Water can also be very filling, aside from all the other health benefits, so if you drink a glass before each meal, it should control how much you eat.
Many times, if you think you are hungry, you may well be thirsty. It is best to consume some water before you reach for the crisp packet.
You're Drinking Too Much Alcohol
Studies have brought light to the fact that alcohol blocks hormones, like leptin, that reduce feelings of hunger. Not to mention that it inhibits self-control and judgement if drank excessively so you will probably end up eating more regardless of how hungry (or not) you feel.
You're Eating While You're Distracted
Living a fast-paced life can mean that you eat on the go a lot (or all) of the time. However, this has been known to increase the number of calories you consume, weight gain and a bigger appetite.
The main reason that this is the case is that you are less aware of the amount you're ingesting which inhibits your ability to realise when you are full.
This, of course, has a lot to do with mindless eating too but, thanks to the rest of this article, we are going to give you some healthy snacking tips and stop this distracted eating journey.
Eating and Mindfulness
Mindfulness and healthy eating go hand-in-hand but do not think that you have to spend 5 minutes thinking about every aspect of a lettuce leaf to mindfully eat.
There are ways to practices mindfulness in terms of eating in a more natural and doable way.
Allow Your Body to Catch Up With Your Brain
Pretty much the only way to enable this to happen is to slow down your eating so both your body and brain can effectively communicate. It takes around 20 minutes for this to happen, so when we say take it slow — we mean it!
There are a few ways you can eat much more sedately pretty easily like:
- Sitting down
- Chewing each mouthful 25 times or over
- Putting your fork down between each bite
Have a Mindful Kitchen
A mindful kitchen might be pretty new to you. But, effectively, all it means is that your kitchen is organised in a way that promotes healthy eating and nutritious mealtimes with your family.
Ask yourself questions like:
- Do I have healthy foods in the cupboards and the fridge?
- What foods can I see when I walk in?
- Is there room so everyone can eat together?
- Do I have consistent meal times?
- Do I usually shop when I am hungry?
Connect With Your Food
Instead of rushing to buy, prepare, cook and eat your meals, really consider when your ingredients have come from and the people who were involved in the entire process. Think about the water, soil and all the other natural elements involved but cast your mind to the gardeners, shelf stackers, shopkeepers, farmers, packers and countless others who had a part to play in bringing it to your table.

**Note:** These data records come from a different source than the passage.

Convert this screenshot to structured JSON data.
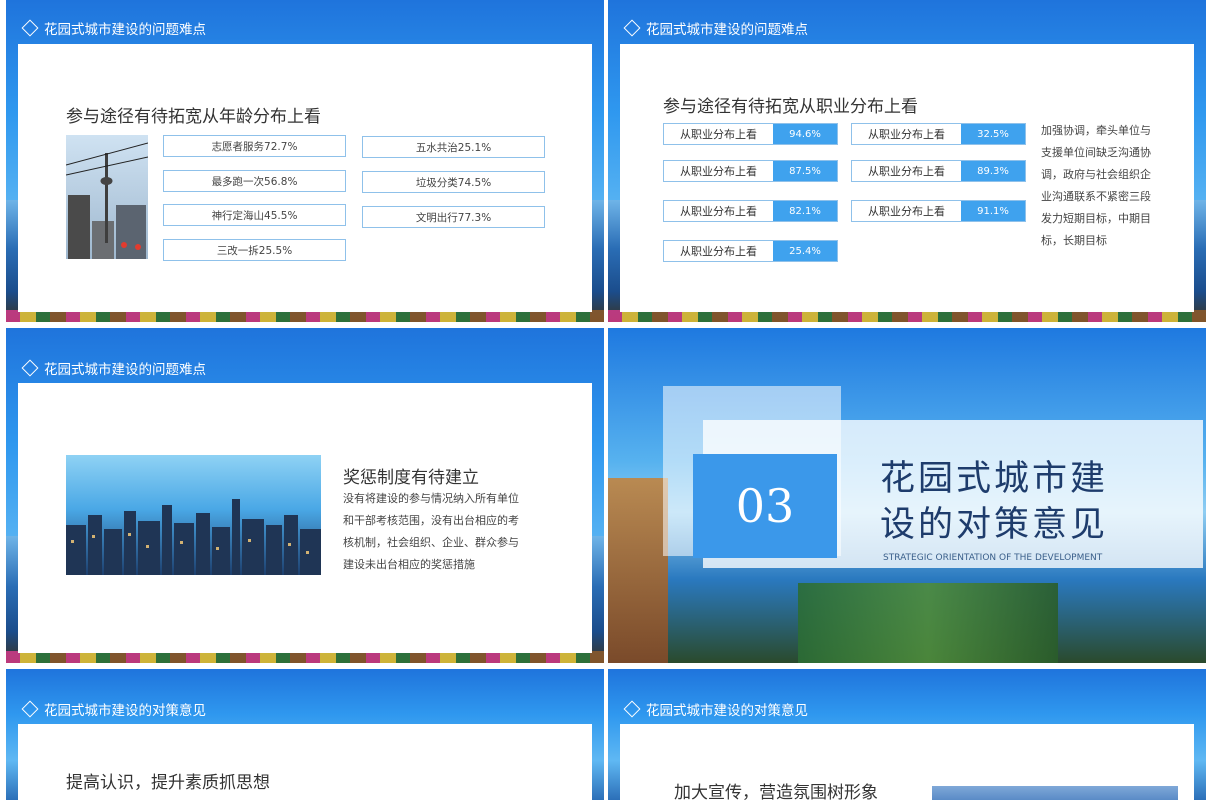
{
  "colors": {
    "accent": "#3fa2ee",
    "border": "#8fc1ea",
    "sky": "#2f98ef"
  },
  "slide1": {
    "section": "花园式城市建设的问题难点",
    "heading": "参与途径有待拓宽从年龄分布上看",
    "left_items": [
      "志愿者服务72.7%",
      "最多跑一次56.8%",
      "神行定海山45.5%",
      "三改一拆25.5%"
    ],
    "right_items": [
      "五水共治25.1%",
      "垃圾分类74.5%",
      "文明出行77.3%"
    ]
  },
  "slide2": {
    "section": "花园式城市建设的问题难点",
    "heading": "参与途径有待拓宽从职业分布上看",
    "bars": [
      {
        "label": "从职业分布上看",
        "value": "94.6%"
      },
      {
        "label": "从职业分布上看",
        "value": "32.5%"
      },
      {
        "label": "从职业分布上看",
        "value": "87.5%"
      },
      {
        "label": "从职业分布上看",
        "value": "89.3%"
      },
      {
        "label": "从职业分布上看",
        "value": "82.1%"
      },
      {
        "label": "从职业分布上看",
        "value": "91.1%"
      },
      {
        "label": "从职业分布上看",
        "value": "25.4%"
      }
    ],
    "side_text": [
      "加强协调，牵头单位与",
      "支援单位间缺乏沟通协",
      "调，政府与社会组织企",
      "业沟通联系不紧密三段",
      "发力短期目标，中期目",
      "标，长期目标"
    ]
  },
  "slide3": {
    "section": "花园式城市建设的问题难点",
    "heading": "奖惩制度有待建立",
    "body": [
      "没有将建设的参与情况纳入所有单位",
      "和干部考核范围，没有出台相应的考",
      "核机制，社会组织、企业、群众参与",
      "建设未出台相应的奖惩措施"
    ]
  },
  "slide4": {
    "number": "03",
    "title_line1": "花园式城市建",
    "title_line2": "设的对策意见",
    "subtitle": "STRATEGIC ORIENTATION OF THE DEVELOPMENT"
  },
  "slide5": {
    "section": "花园式城市建设的对策意见",
    "heading": "提高认识，提升素质抓思想"
  },
  "slide6": {
    "section": "花园式城市建设的对策意见",
    "heading": "加大宣传，营造氛围树形象"
  }
}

By doing this, you will experience so much love, interconnection and gratefulness to everyone and the earth you live on. This will not only satisfy you but it will also make you think about where you buy your food and the nutrient content.
4 Healthy Snacking Tips to Try
Snacking and weight loss does not have to be separate entities. They can go together very well if you follow all the advice we have already given you, and stick to the following 4, easy to follow tips.
1. Snack Mindfully
Like we covered under 'eating and mindfulness', have a mindful kitchen, connect with your food and allow your body to catch up with your mind.
2. Nuts, Nuts, Nuts
Nuts (and seeds) make tremendous healthy snacks. Try almonds, peanuts, cashews, pumpkin seeds, hazelnuts, filberts and many others carry a lot of nutrients that are sure to have you feeling full, as well as healthy.
Remember, they are pretty calorific though, so make sure to portion correctly.
3. Be Prepared
Take your healthy snacks to work or school with you so you will not feel tempted to turn to your office's vending machine or the biscuits that your boss brought round.
4. Combine It
Ensure your snacks contain more than one macronutrient, i.e. fat, protein or carbohydrate. Try to have some crackers for your carb component and some low-fat cheese for your protein and fat aspect. The balanced factor of this tasty snack will make sure you feel full.
You now know how to stop mindless snacking for good, all you have to do is follow our top-class advice and 4, really easy to incorporate tips.